- Jean Monnet is also to blame. He created the technocratic model with the Coal and Steel Community, and reproduced it on a wider scale in the EEC. My reading is that his formative experience was his and Salter’s persuasion of the Allied powers in 1917 to hand over operational control of North Atlantic shipping to the two of them. The paradigm is: delegation of real executive powers(a) on specific issues(b) to meet a crisis(c). The European Commission still thinks the same way; it has less sense of the necessary limits to its powers than the satraps of John Company. It has gone on accumulating powers, in an ad hoc way such that even experts find it hard to grasp which rules and procedures apply to a given policy problem.
The system is incomprehensible by evolution rather than design. It does not even have the coherence imposed on say the Comintern or the IMF by a clear ideology, such as Marxism or free-market liberalism. Monnet, who never went to university, was a total pragmatist. Even the first EU initiatives represented a hodgepodge of entirely different conceptions of public policy: Fabian planning for coal and steel, Colbertian protectionism in agriculture, populism on antitrust, classical liberalism on trade. So if you don’t share the messianic belief in European integration as the sole long-term guarantee of peace on the continent, the institutions and policies look like an impenetrable tangle.
The way out of this is of course a proper confederal constitution. Giscard d’Estaing tried to write one, and the Irish rejected it in a referendum. Monnet would have banned the nuisancy things.
The above attempts a rational take on the event. What I feel today is Auden’s poem of grief.
Stop all the clocks, cut off the telephone,
Prevent the dog from barking with a juicy bone,
Silence the pianos and with muffled drum
Bring out the coffin, let the mourners come.
Let aeroplanes circle moaning overhead
Scribbling on the sky the message He Is Dead,
Put crepe bows round the white necks of the public doves,
Let the traffic policemen wear black cotton gloves.
He was my North, my South, my East and West,
My working week and my Sunday rest,
My noon, my midnight, my talk, my song;I thought that love would last for ever: I was wrong.
The stars are not wanted now: put out every one;
Pack up the moon and dismantle the sun;
Pour away the ocean and sweep up the wood.
For nothing now can ever come to any good.
* * * * *
Declaration of interest
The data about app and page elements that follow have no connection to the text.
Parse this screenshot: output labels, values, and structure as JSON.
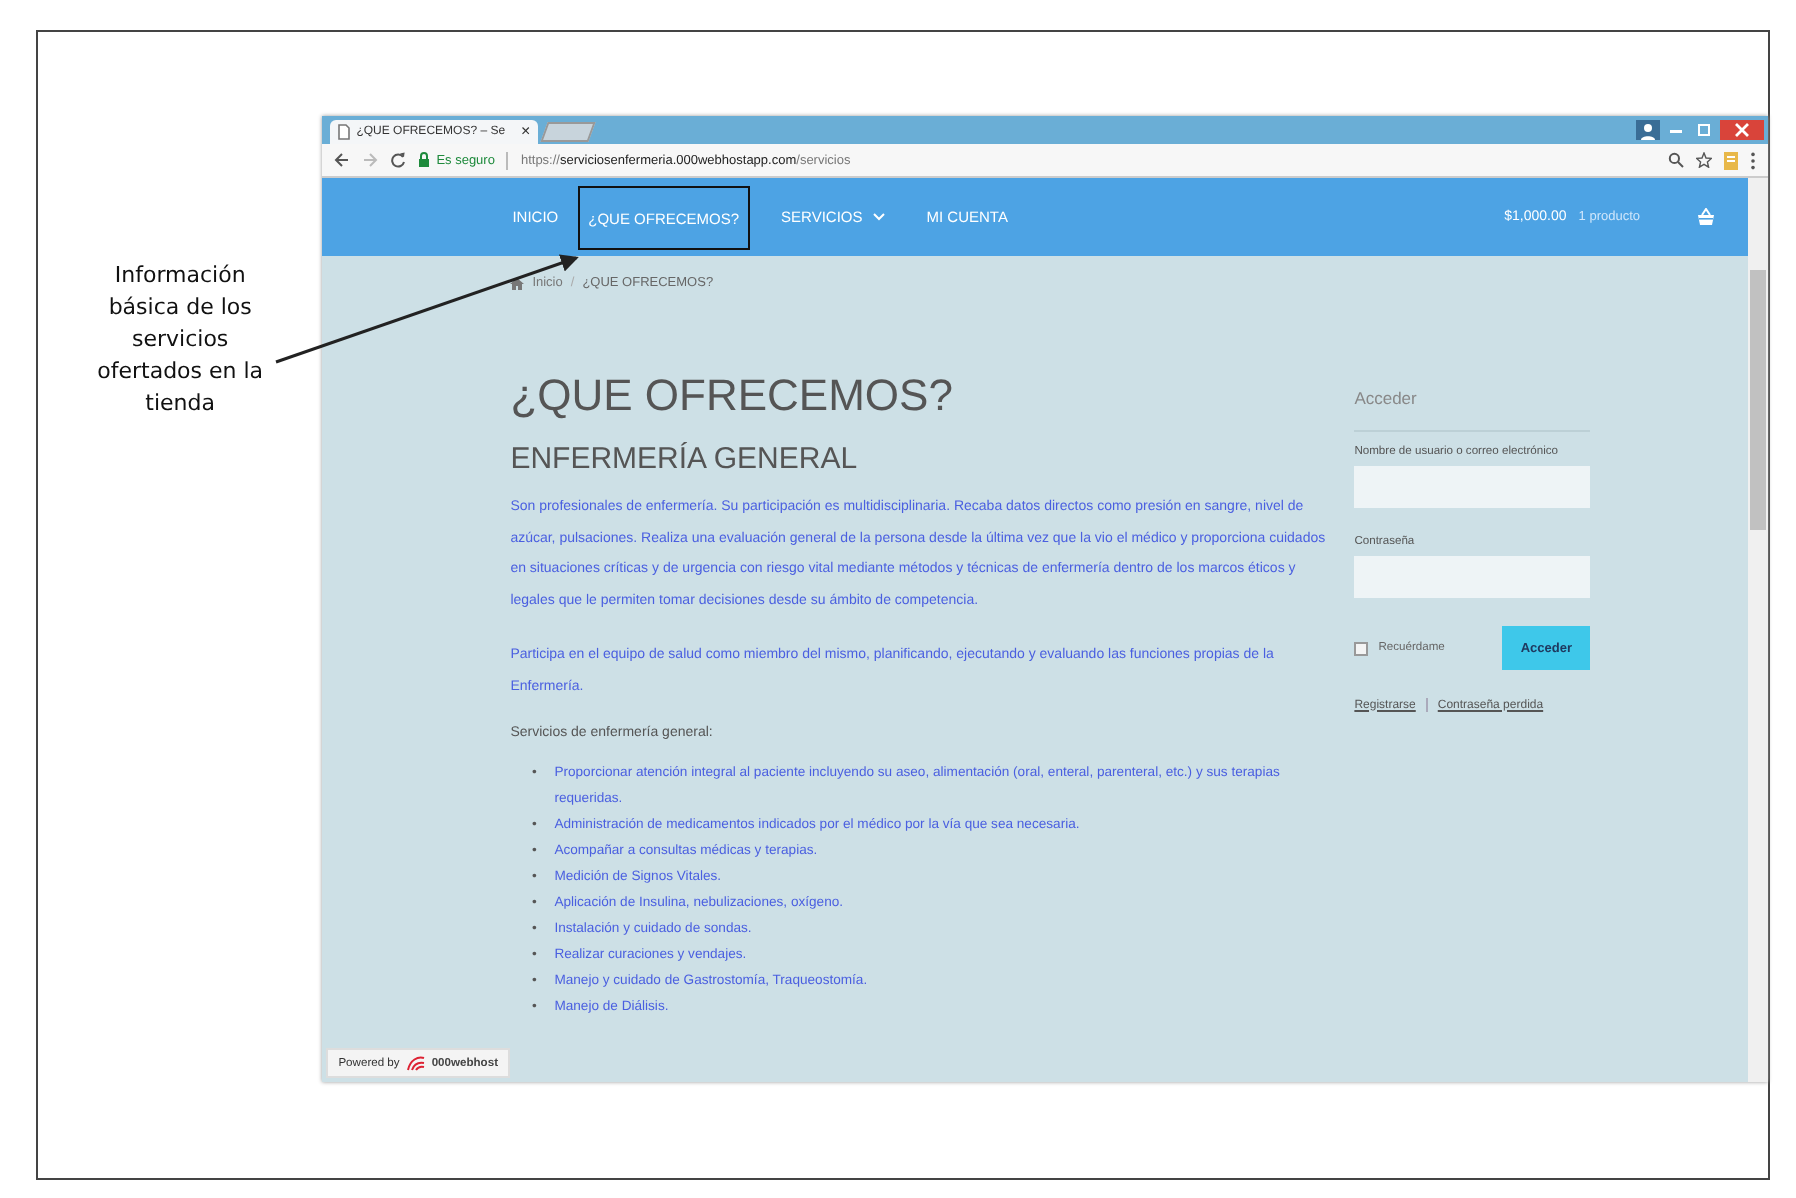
{
  "annotation": {
    "text": "Información básica de los servicios ofertados en la tienda"
  },
  "browser": {
    "tabs": [
      {
        "title": "¿QUE OFRECEMOS? – Se",
        "close": "×",
        "selected": true
      }
    ],
    "security_label": "Es seguro",
    "url": {
      "scheme": "https://",
      "host": "serviciosenfermeria.000webhostapp.com",
      "path": "/servicios"
    }
  },
  "nav": {
    "items": [
      {
        "label": "INICIO",
        "highlighted": false,
        "dropdown": false
      },
      {
        "label": "¿QUE OFRECEMOS?",
        "highlighted": true,
        "dropdown": false
      },
      {
        "label": "SERVICIOS",
        "highlighted": false,
        "dropdown": true
      },
      {
        "label": "MI CUENTA",
        "highlighted": false,
        "dropdown": false
      }
    ],
    "cart": {
      "total": "$1,000.00",
      "count": "1 producto"
    }
  },
  "breadcrumb": [
    "Inicio",
    "¿QUE OFRECEMOS?"
  ],
  "breadcrumb_separator": "/",
  "page": {
    "title": "¿QUE OFRECEMOS?",
    "subtitle": "ENFERMERÍA GENERAL",
    "paragraphs": [
      "Son profesionales de enfermería. Su participación es multidisciplinaria. Recaba datos directos como presión en sangre, nivel de azúcar, pulsaciones. Realiza una evaluación general de la persona desde la última vez que la vio el médico y proporciona cuidados en situaciones críticas y de urgencia con riesgo vital mediante métodos y técnicas de enfermería dentro de los marcos éticos y legales que le permiten tomar decisiones desde su ámbito de competencia.",
      "Participa en el equipo de salud como miembro del mismo, planificando, ejecutando y evaluando las funciones propias de la Enfermería."
    ],
    "list_heading": "Servicios de enfermería general:",
    "bullet": "•",
    "services": [
      "Proporcionar atención integral al paciente incluyendo su aseo, alimentación (oral, enteral, parenteral, etc.) y sus terapias requeridas.",
      "Administración de medicamentos indicados por el médico por la vía que sea necesaria.",
      "Acompañar a consultas médicas y terapias.",
      "Medición de Signos Vitales.",
      "Aplicación de Insulina, nebulizaciones, oxígeno.",
      "Instalación y cuidado de sondas.",
      "Realizar curaciones y vendajes.",
      "Manejo y cuidado de Gastrostomía, Traqueostomía.",
      "Manejo de Diálisis."
    ]
  },
  "login": {
    "title": "Acceder",
    "username_label": "Nombre de usuario o correo electrónico",
    "password_label": "Contraseña",
    "remember": {
      "label": "Recuérdame",
      "checked": false
    },
    "submit": "Acceder",
    "links": [
      "Registrarse",
      "Contraseña perdida"
    ]
  },
  "badge": {
    "prefix": "Powered by",
    "brand": "000webhost"
  }
}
I am personally deeply affected by this. As an EU citizen of British nationality, I have today a right to live anywhere in the EU, and have retired to Spain and France. My wife Lu is Brazilian, and has a derived right of residence as my spouse. Now since I enjoy a decent taxable pension and comprehensive private medical insurance for both of us from my former employer, it would make no practical sense to throw us out. But not all the 1.8 million British citizens living in Europe are so fortunate. If working, they will lose employment rights. If retired, the arrangements for portability of medical care will unravel.
My three adult children were born in France and are variously affected in even more complex ways. Two have non-British partners. In addition to the legal issues, they will face grave questions of identity. They have always thought of themselves as British and European; now they may be forced to choose.
Thanks to all you Brexit voters for the royal clusterf*ck.